- Nigerian President, Muhammadu Buhari, has constituted an Economic Advisory Council (EAC), headed by Dr. Doyin Salami.
- The EAC will advise the President on economic policy matters, including fiscal analysis, economic growth and a range of internal and global economic issues.
- Business Insider SSA looks at 3 issues before the council.
On Monday, September 16th, Nigerian President, Muhammadu Buhari constituted an economic advisory council, the first since inception of APC-led government in 2015.
The new economic team will replace the former economic management team headed by Nigeria's vice president, Yemi Osinbajo.
Femi Adesina, special adviser to the president on media and publicity, said the economic council will report directly to the president.
Members of the Economic Advisory Council
Doyin Salami, Chairman - a senior lecturer at the Lagos Business School and former member of the monetary policy committee of the Central Bank of Nigeria (CBN).
- Mohammed Sagagi as the vice-chairman
- Ode Ojowu – member
- Shehu Yahaya – member
- Iyabo Masha – member
- Chukwuma Soludo – member
- Bismark Rewane – member
- Mohammed Adaya Salisu – secretary (senior special assistant to the president, development policy)
Unlike the presidential economic team, the new economic council consists of policy and economic experts. The previous team headed by Yemi Osinbajo was made up of ministers, governors and political officials.
Business Insider SSA looks at 3 biggest issues before the new Economic Council:
1. Policy direction on Nigerian naira in the FX market
Early this year, Dr. Doyin Salami while speaking at the NASD OTC Securities Exchange 2019 Business Breakfast meeting in Lagos, observed that the Nigerian naira is probably already overvalued for as high as 10%.
But another member of the team and former Central Bank governor, Charles Soludo was of the view that the current multiple FX regime in the country is not healthy. Soludo, at the 8th annual Pan-Africa Investor Conference organised by Renaissance Capital, an international investment bank, two years ago, described the N306 official rate of the Central Bank as redundant and an instrument for 'rent-seekers and arbitrary allocators'.
He had advised the government to eliminate the policy. Bismarck Rewane is also a pro-market economist and has, on different fora, resist price-fixing by the government, calling for a true reflection of the exchange rate.
Analysts and monetary experts including international organisations have called on pro-market approach and asked Nigerian to align its local currency with economic realities. They believed the country needs to stop defending the naira and allow its free flow at the foreign exchange market. An idea that did not go down with President Buhari's direction on the Naira.
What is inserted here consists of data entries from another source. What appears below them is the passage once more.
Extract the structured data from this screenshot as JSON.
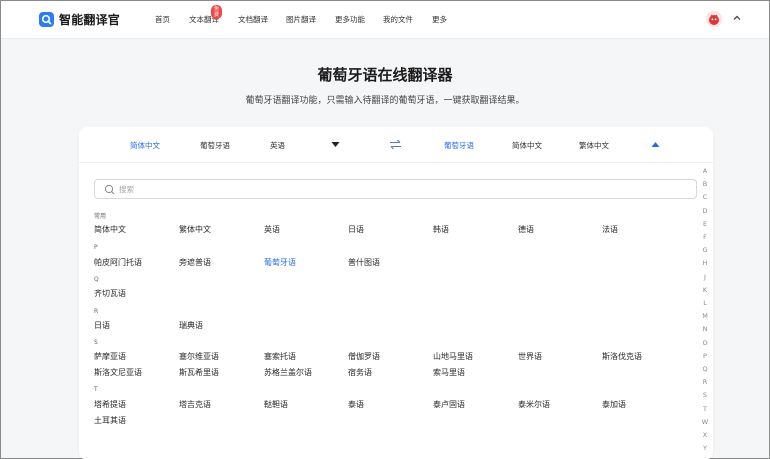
{
  "brand": {
    "name": "智能翻译官",
    "accent": "#2a7cf6"
  },
  "nav": [
    {
      "label": "首页"
    },
    {
      "label": "文本翻译",
      "badge": "免费"
    },
    {
      "label": "文档翻译"
    },
    {
      "label": "图片翻译"
    },
    {
      "label": "更多功能"
    },
    {
      "label": "我的文件"
    },
    {
      "label": "更多"
    }
  ],
  "hero": {
    "title": "葡萄牙语在线翻译器",
    "subtitle": "葡萄牙语翻译功能，只需输入待翻译的葡萄牙语，一键获取翻译结果。"
  },
  "source_langs": [
    "简体中文",
    "葡萄牙语",
    "英语"
  ],
  "target_langs": [
    "葡萄牙语",
    "简体中文",
    "繁体中文"
  ],
  "search": {
    "placeholder": "搜索"
  },
  "sections": [
    {
      "head": "常用",
      "items": [
        "简体中文",
        "繁体中文",
        "英语",
        "日语",
        "韩语",
        "德语",
        "法语"
      ]
    },
    {
      "head": "P",
      "items": [
        "帕皮阿门托语",
        "旁遮普语",
        "葡萄牙语",
        "普什图语"
      ]
    },
    {
      "head": "Q",
      "items": [
        "齐切瓦语"
      ]
    },
    {
      "head": "R",
      "items": [
        "日语",
        "瑞典语"
      ]
    },
    {
      "head": "S",
      "items": [
        "萨摩亚语",
        "塞尔维亚语",
        "塞索托语",
        "僧伽罗语",
        "山地马里语",
        "世界语",
        "斯洛伐克语",
        "斯洛文尼亚语",
        "斯瓦希里语",
        "苏格兰盖尔语",
        "宿务语",
        "索马里语"
      ]
    },
    {
      "head": "T",
      "items": [
        "塔希提语",
        "塔吉克语",
        "鞑靼语",
        "泰语",
        "泰卢固语",
        "泰米尔语",
        "泰加语",
        "土耳其语"
      ]
    }
  ],
  "selected_language": "葡萄牙语",
  "alphabet": [
    "A",
    "B",
    "C",
    "D",
    "E",
    "F",
    "G",
    "H",
    "J",
    "K",
    "L",
    "M",
    "N",
    "O",
    "P",
    "Q",
    "R",
    "S",
    "T",
    "W",
    "X",
    "Y"
  ]
}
This conflict of ideas on market approach, is one thing the Economic Advisory Council will have to battle with the president and his core cabinet team.
2. To remove not to remove fuel subsidies
Most of the members also believed the fuel subsidies are a huge drain on the government’s revenue. This is one advice that may get their way under Buhari's black book as the president is pro-people with the belief that the removal may cause instant hardship as the price of petrol increase.
Bismarck Rewane had also supported calls for the removal of controversial fuel subsidy in Nigeria, describing it as a criminal enterprise.
Last year, fuel subsidy payment cost Nigeria more than $2 billion, according to the NNPC financial report.
3. Independence of the Economic Council on economic direction
These are core economic experts. They views and opinion on economic matters are strong and well enough to project the country’s economy. The success or failure of the new economic council will largely depend on various interference from political office holders including the direction of President Buhari-led government.
This includes how the fiscal and monetary authorities will be able to handle, take advice and suggestions from the team on economic policies and expedite actions.
In a series of Tweets on Monday, Oby Ezekwesili, Nigeria's former minister and Senior Economic Advisor at Africa Economic Development Policy Initiative, urged the Advisors to “tell the President how he mismanaged the Economy in the last 4 years.”
“The setting up a Council of Economic Advisors is in itself one of the features of the American Presidential system which we copied. Strong membership and that’s really great.
“I hope the first thing they do is tell the President how he mismanaged the Economy in the last 4 years,” part of the tweets read.
She described the previous economic team headed by Osinbajo as a 'figurehead,' saying the president was the one managing the economic policies.